You find the applicable representative in the Federal Register. As a preliminary matter to navigating the Federal Register, the BIA breaks down all of its locations into regions. There are twelve (12) total regions in the United States. North Dakota is considered the Great Plains Region. You first want to locate your region, and next locate the specific tribe. Each tribe will either have a designated tribal agent or they will not. If the tribe has a designated tribal agent, then their name, mailing address, and email address can be found in the Federal Register. If there is no designated tribal agent, then you should call the number and/or send a written message and ask for the individual handling those issues. If you do not receive an answer from that Tribe or you do not know which Tribe applies, then seek assistance from the BIA Aberdeen Regional Director at 115 Fourth Ave. SE, Aberdeen, South Dakota, 57401. Alternatively, if there is a concern that the child belongs to a tribe outside of the Great Plains Region, and you are unaware of the tribe; or if you are simply unaware of the tribe in general, then you can contact the BIA’s Central Office in Washington, DC. However, take note that how you contact/notify the tribe must comport with the requirements related to the type of proceeding you are involved in.
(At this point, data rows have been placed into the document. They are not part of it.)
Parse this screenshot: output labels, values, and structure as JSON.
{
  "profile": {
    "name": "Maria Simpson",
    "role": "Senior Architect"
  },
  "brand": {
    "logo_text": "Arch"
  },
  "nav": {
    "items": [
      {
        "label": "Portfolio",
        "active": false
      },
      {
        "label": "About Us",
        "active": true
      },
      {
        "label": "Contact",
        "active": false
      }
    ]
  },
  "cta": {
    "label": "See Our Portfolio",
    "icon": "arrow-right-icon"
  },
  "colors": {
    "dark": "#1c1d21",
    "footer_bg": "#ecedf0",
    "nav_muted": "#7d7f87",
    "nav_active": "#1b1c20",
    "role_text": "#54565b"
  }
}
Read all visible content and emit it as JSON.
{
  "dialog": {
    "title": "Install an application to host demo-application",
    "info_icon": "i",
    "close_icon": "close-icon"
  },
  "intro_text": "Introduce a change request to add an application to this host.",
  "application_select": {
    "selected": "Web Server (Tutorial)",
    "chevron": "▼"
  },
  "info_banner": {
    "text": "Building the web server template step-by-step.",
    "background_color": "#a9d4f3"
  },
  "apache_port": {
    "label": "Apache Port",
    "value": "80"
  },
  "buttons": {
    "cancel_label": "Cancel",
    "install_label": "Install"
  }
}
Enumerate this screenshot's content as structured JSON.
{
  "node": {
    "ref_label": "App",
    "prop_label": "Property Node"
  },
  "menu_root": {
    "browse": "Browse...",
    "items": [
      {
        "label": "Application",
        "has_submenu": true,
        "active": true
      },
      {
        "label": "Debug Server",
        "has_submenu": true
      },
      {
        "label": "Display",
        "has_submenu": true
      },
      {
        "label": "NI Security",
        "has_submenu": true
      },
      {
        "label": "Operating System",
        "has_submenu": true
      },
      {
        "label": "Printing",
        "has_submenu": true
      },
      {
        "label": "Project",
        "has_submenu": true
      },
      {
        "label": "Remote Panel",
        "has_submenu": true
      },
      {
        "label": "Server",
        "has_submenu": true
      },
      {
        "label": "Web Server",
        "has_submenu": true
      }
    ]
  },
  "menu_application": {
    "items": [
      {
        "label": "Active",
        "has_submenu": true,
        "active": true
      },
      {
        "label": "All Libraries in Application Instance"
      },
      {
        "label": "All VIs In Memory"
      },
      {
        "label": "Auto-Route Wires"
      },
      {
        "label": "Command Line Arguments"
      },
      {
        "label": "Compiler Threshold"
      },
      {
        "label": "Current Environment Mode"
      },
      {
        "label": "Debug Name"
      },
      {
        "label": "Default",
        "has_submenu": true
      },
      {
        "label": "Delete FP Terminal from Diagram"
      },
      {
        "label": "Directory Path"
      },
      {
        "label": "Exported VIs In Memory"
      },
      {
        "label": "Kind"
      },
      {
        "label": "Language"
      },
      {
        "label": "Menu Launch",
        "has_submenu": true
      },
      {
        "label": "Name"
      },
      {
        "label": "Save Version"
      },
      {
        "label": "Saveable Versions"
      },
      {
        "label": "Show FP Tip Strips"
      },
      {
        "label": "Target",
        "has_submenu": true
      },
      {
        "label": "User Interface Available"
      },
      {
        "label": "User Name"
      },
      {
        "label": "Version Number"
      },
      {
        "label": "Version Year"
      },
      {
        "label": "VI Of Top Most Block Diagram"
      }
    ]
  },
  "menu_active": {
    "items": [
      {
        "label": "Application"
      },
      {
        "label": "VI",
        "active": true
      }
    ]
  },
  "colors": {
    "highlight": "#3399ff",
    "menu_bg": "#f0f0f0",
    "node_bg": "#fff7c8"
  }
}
Contact SW&L

The requirements related to any proceeding under ICWA are vast and can be difficult to navigate. This blog only scratches the surface on starting the process. It does not cover concerns that can arise from transfers to tribal court, or various other possible barriers to an adoption. It is important that you meet each requirement under ICWA and hiring an attorney experienced in this area is the surest way to accurately meet the demands. Our family law team is prepared and knowledgeable in this area. Do not hesitate to contact us today!